A Piece Of Science-Fiction In Mary Shelley's Frankenstein

1596 Words7 Pages
Just as Frankenstein’s monster was the first of a new species of being, so Mary Shelley’s novel was the first of a species of book. Frankenstein is generally accepted to be the first ever science-fiction story (Stableford, 1995), and it incorporates themes that are now considered to be at the core of the genre. However at the time of writing, the genre of science-fiction did not exist, since she had yet to create it. It is therefore imperative to examine how Shelley’s work functions as a piece of gothic literature, taking into account all of the accompanying symbolism and imagery that entails. The passage in question forms the opening of chapter five in Shelley’s novel and takes place relatively early on in the narrative. It is a pivotal moment, as it is in this scene that Frankenstein successfully animates his creation after months of painstakingly assembling it at his Ingolstadt abode. The monster comes to life and we witness Frankenstein’s horrified reaction as he flees in terror. The events of this passage are to shape the future plot of the book, as the monster gets its first impression of humanity, and Frankenstein is struck by the reality of what he has done. In the final line of the passage Frankenstein claims in reference to his creation of the…show more content…
The monster is marginalised within the novel, only getting the chance to tell his story long after events have already transpired. This renders him essentially voiceless and unable to explain his actions or defend himself. Indeed, even when he is given the opportunity to present his version of events, it is insufficient to sway the doctor’s opinion of him as doubt and mistrust continue to plague his creator’s mind. The monster is therefore essentially a subordinate character, completely at the mercy of those individuals who are able to express their

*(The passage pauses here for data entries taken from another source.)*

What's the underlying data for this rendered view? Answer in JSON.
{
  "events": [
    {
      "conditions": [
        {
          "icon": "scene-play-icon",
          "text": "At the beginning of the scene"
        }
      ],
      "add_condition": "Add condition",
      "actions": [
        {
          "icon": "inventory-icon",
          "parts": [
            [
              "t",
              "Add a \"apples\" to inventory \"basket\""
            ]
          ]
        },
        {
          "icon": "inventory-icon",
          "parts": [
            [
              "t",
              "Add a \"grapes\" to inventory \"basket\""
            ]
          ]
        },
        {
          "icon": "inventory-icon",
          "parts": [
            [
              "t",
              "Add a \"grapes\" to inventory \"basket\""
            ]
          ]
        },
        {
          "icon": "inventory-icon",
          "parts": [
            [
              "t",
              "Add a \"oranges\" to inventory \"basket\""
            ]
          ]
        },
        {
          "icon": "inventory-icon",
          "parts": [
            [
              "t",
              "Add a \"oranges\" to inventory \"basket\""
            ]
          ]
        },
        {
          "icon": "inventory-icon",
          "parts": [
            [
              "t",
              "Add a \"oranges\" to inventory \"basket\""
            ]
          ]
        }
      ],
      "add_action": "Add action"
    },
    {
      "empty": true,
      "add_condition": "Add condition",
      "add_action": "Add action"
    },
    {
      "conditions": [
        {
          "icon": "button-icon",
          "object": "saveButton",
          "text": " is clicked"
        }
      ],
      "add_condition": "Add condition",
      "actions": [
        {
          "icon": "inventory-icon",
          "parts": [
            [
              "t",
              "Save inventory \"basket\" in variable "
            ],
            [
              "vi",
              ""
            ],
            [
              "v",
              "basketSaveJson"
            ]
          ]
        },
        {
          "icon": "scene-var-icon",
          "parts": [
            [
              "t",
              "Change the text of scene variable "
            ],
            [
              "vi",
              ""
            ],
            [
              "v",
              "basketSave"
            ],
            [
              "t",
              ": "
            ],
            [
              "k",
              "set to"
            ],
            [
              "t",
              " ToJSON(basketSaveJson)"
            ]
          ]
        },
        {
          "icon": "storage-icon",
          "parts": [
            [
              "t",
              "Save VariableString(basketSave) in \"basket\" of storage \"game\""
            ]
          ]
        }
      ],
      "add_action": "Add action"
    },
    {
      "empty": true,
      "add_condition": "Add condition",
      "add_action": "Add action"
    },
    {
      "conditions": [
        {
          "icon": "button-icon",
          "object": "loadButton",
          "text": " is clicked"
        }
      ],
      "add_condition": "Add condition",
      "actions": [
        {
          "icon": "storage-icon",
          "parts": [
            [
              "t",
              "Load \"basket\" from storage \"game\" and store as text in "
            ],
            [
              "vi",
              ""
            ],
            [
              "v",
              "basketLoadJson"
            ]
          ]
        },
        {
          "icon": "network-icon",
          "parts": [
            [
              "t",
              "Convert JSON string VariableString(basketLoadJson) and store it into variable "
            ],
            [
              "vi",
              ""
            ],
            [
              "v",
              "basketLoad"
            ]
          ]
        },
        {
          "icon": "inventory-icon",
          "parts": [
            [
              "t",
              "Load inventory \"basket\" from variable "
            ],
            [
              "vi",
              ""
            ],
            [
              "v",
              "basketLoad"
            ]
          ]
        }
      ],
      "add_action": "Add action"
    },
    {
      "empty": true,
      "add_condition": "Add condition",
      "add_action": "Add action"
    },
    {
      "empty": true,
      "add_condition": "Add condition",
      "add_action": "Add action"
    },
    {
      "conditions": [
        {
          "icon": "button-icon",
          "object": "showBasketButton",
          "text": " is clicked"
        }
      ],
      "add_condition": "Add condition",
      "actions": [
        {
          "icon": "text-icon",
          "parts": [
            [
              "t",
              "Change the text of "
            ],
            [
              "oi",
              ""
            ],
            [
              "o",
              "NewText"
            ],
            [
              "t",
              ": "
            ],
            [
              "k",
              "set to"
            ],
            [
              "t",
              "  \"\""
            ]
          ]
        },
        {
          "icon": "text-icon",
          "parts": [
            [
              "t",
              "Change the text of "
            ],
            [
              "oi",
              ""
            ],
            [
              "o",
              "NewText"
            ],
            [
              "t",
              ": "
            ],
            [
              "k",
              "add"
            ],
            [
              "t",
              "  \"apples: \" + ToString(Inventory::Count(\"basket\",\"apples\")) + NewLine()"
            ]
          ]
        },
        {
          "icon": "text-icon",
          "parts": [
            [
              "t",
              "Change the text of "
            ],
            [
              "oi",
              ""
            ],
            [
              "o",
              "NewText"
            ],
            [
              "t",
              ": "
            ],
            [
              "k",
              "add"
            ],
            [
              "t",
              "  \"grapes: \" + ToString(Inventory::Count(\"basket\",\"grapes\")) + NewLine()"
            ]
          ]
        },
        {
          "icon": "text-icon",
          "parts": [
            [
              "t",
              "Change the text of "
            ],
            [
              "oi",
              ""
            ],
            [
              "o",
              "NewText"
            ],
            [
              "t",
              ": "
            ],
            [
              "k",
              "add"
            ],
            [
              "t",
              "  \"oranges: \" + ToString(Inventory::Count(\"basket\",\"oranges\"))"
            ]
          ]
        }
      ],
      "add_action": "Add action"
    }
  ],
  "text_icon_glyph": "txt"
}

More about A Piece Of Science-Fiction In Mary Shelley's Frankenstein

Open Document